Voice for Change began as Voluntary Rural Women’s Development Initiative in 1996 to bring local women of all ages to discuss issues affecting them and how to overcome these challenges. In 2004, it was registered as an organisation and it changed the name to Voice for Change in 2010. Voice for Change is based in Jawaka Province, Papua New Guinea (PNG). Voice for Change has been a leader in addressing many forms of inequality and violence against women in Jawaka province and in PNG. It has actively engaged in conflict resolution and peace mediation and settlement at the community level in response to the on-going tribal, clan and family conflicts. Today, its aspirations remain peace and gender equality for all. It has engaged equitable development of Jiwaka Province across many sectors, including law and justice, community development, social affairs, agriculture, finance, education, health and youth. 


PEREMPUAN AMAN (PA) is a national alliance of indigenous women in Indonesia.
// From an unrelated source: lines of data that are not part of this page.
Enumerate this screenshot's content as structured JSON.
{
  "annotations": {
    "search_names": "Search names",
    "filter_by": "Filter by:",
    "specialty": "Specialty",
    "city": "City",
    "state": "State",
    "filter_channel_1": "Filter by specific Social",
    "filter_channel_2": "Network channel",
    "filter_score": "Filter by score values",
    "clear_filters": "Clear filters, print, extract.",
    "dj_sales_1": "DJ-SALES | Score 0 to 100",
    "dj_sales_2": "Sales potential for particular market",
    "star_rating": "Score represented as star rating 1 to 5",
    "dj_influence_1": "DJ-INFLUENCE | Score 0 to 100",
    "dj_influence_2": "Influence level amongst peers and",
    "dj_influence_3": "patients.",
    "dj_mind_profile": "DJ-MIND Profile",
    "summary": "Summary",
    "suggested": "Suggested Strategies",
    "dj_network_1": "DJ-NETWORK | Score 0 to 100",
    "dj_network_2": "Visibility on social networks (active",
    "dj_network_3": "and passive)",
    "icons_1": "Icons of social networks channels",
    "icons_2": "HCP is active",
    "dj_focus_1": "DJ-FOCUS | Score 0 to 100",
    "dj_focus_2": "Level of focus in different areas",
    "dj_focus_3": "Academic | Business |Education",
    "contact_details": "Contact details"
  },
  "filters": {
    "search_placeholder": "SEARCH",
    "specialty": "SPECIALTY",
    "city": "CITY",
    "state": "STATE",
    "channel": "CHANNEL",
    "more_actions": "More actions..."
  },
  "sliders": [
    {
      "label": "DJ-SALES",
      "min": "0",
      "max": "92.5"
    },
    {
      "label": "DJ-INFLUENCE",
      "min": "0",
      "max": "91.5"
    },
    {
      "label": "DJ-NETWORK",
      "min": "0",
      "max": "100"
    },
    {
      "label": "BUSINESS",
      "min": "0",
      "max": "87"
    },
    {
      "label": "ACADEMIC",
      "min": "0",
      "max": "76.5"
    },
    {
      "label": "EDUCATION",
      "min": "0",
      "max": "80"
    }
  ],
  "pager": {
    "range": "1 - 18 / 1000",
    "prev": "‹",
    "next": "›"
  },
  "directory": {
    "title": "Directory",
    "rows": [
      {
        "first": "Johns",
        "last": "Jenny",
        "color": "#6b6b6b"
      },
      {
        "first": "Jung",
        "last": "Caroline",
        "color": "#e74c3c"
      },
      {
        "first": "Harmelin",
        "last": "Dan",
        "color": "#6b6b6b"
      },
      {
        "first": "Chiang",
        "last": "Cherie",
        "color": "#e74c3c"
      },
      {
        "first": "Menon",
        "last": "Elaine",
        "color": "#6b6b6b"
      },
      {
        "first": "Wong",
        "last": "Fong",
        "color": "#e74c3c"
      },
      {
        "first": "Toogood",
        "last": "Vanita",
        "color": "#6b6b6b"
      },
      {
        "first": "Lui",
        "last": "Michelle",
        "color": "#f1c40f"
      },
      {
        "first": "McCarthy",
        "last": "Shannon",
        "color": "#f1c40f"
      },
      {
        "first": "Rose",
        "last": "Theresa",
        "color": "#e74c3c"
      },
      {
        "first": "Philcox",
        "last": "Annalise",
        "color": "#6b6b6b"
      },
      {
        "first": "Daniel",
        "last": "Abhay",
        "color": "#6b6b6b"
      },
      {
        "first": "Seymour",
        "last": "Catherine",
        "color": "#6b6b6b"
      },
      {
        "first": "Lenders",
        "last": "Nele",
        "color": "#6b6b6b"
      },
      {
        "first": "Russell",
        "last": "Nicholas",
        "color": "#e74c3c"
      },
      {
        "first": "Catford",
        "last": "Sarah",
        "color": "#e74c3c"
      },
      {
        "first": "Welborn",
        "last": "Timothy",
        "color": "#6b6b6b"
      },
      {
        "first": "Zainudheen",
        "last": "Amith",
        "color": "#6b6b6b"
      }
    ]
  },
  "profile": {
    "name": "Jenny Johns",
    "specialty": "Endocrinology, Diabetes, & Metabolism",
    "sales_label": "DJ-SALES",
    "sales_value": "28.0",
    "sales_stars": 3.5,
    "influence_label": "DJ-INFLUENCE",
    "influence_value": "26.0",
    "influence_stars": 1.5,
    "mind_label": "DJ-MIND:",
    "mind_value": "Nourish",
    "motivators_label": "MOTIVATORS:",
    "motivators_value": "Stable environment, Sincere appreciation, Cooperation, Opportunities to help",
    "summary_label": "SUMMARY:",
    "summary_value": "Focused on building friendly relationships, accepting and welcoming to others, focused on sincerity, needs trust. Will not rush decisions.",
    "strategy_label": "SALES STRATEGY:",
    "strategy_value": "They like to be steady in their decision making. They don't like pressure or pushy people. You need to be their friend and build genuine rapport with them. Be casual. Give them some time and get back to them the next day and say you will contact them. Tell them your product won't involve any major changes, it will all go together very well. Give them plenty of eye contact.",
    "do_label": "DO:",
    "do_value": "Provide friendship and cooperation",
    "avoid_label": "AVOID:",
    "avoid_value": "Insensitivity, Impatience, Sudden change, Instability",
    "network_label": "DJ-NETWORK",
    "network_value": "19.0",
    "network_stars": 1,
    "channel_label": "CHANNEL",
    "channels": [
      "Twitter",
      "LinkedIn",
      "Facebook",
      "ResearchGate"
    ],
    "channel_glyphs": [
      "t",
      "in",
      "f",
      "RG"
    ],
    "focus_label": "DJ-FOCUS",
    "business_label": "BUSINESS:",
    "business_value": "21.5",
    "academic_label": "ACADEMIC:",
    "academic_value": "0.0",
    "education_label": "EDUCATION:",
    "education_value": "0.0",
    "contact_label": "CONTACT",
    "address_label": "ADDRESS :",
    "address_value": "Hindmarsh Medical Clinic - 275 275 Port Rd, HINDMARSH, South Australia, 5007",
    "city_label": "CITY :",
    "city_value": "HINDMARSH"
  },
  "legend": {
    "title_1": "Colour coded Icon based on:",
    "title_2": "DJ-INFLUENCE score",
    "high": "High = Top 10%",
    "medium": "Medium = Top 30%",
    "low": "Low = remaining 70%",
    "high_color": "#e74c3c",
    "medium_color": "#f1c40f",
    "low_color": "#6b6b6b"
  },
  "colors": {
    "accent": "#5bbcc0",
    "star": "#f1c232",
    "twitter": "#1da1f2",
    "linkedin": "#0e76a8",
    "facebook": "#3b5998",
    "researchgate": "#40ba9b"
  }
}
It was established in 2012 during the 4th Congress of Aliansi Masyarakat Adat Nusantara (AMAN) or also known in English as the Indigenous Peoples Alliance of the Archipelago. PA’s national secretariat is located in Bogor, Indonesia, and one of its regional chapters is PA – Maluku, working with 146 indigenous groups in the province. PEREMPUAN AMAN – Maluku is fully led by indigenous women. Its mandates are: strengthening the distinct identity of indigenous women; elimination of any forms of discrimination towards indigenous women; ensure the recognition on the traditional knowledge of indigenous women; and advocate for gender equality including meaningful participation of indigenous women at all levels of decision-making processes. Various forms of support are provided to indigenous women in Maluku ranging from economic empowerment, support in strengthening political participation, climate change adaptation and mitigation, and litigation support to the community.

8.Women’s League of Burma – Myanmar

The Women’s League of Burma (WLB) was formed in 1999 as a federation of 13 ethnic women’s organisations. It works for the advancement of the status of women towards a peaceful and just society in Burma. WLB is considered a pioneer in holding the military regime to account for human rights abuses, particularly against ethnic women – premised on genuine peace, social and political justice and gender and ethnic equality. WLB’s missions are to work for women’s empowerment and the advancement of the status of women, to work for the increased participation of women in all spheres of society in the democracy movement, and in peace and national reconciliation processes through capacity building, advocacy, research, and documentation. WLB has worked to ensure that feminist governance and democratic principles are applied in its role as an umbrella organisation for thirteen ethnic  women’s organizations as well as consistently providing opportunities for diverse women activists from within its membership and outside to have access to skills training, support networks and convening spaces as well as leadership opportunities.